**Task details**
Repeat the listing below line for line, exactly as shown.

**Records supplied**
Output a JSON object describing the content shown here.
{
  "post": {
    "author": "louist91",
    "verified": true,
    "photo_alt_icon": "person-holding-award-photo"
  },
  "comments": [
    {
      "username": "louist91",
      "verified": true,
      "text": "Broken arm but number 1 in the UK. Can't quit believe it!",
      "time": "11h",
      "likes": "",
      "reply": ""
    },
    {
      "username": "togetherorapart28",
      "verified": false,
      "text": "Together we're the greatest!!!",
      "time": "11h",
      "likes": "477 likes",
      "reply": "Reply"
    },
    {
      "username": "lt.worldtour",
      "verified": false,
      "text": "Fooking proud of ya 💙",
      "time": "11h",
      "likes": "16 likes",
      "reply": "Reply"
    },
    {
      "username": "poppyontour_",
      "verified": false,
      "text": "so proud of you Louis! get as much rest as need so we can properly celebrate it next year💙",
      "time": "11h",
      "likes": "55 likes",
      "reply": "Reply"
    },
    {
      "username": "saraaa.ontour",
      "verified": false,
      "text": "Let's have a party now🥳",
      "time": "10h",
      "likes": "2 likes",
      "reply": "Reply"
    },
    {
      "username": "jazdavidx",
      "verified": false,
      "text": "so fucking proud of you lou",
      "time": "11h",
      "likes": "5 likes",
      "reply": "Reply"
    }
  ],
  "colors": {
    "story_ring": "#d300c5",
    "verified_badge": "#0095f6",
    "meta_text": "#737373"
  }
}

**Task response**
Output a JSON object describing the content shown here.
{
  "post": {
    "author": "louist91",
    "verified": true,
    "photo_alt_icon": "person-holding-award-photo"
  },
  "comments": [
    {
      "username": "louist91",
      "verified": true,
      "text": "Broken arm but number 1 in the UK. Can't quit believe it!",
      "time": "11h",
      "likes": "",
      "reply": ""
    },
    {
      "username": "togetherorapart28",
      "verified": false,
      "text": "Together we're the greatest!!!",
      "time": "11h",
      "likes": "477 likes",
      "reply": "Reply"
    },
    {
      "username": "lt.worldtour",
      "verified": false,
      "text": "Fooking proud of ya 💙",
      "time": "11h",
      "likes": "16 likes",
      "reply": "Reply"
    },
    {
      "username": "poppyontour_",
      "verified": false,
      "text": "so proud of you Louis! get as much rest as need so we can properly celebrate it next year💙",
      "time": "11h",
      "likes": "55 likes",
      "reply": "Reply"
    },
    {
      "username": "saraaa.ontour",
      "verified": false,
      "text": "Let's have a party now🥳",
      "time": "10h",
      "likes": "2 likes",
      "reply": "Reply"
    },
    {
      "username": "jazdavidx",
      "verified": false,
      "text": "so fucking proud of you lou",
      "time": "11h",
      "likes": "5 likes",
      "reply": "Reply"
    }
  ],
  "colors": {
    "story_ring": "#d300c5",
    "verified_badge": "#0095f6",
    "meta_text": "#737373"
  }
}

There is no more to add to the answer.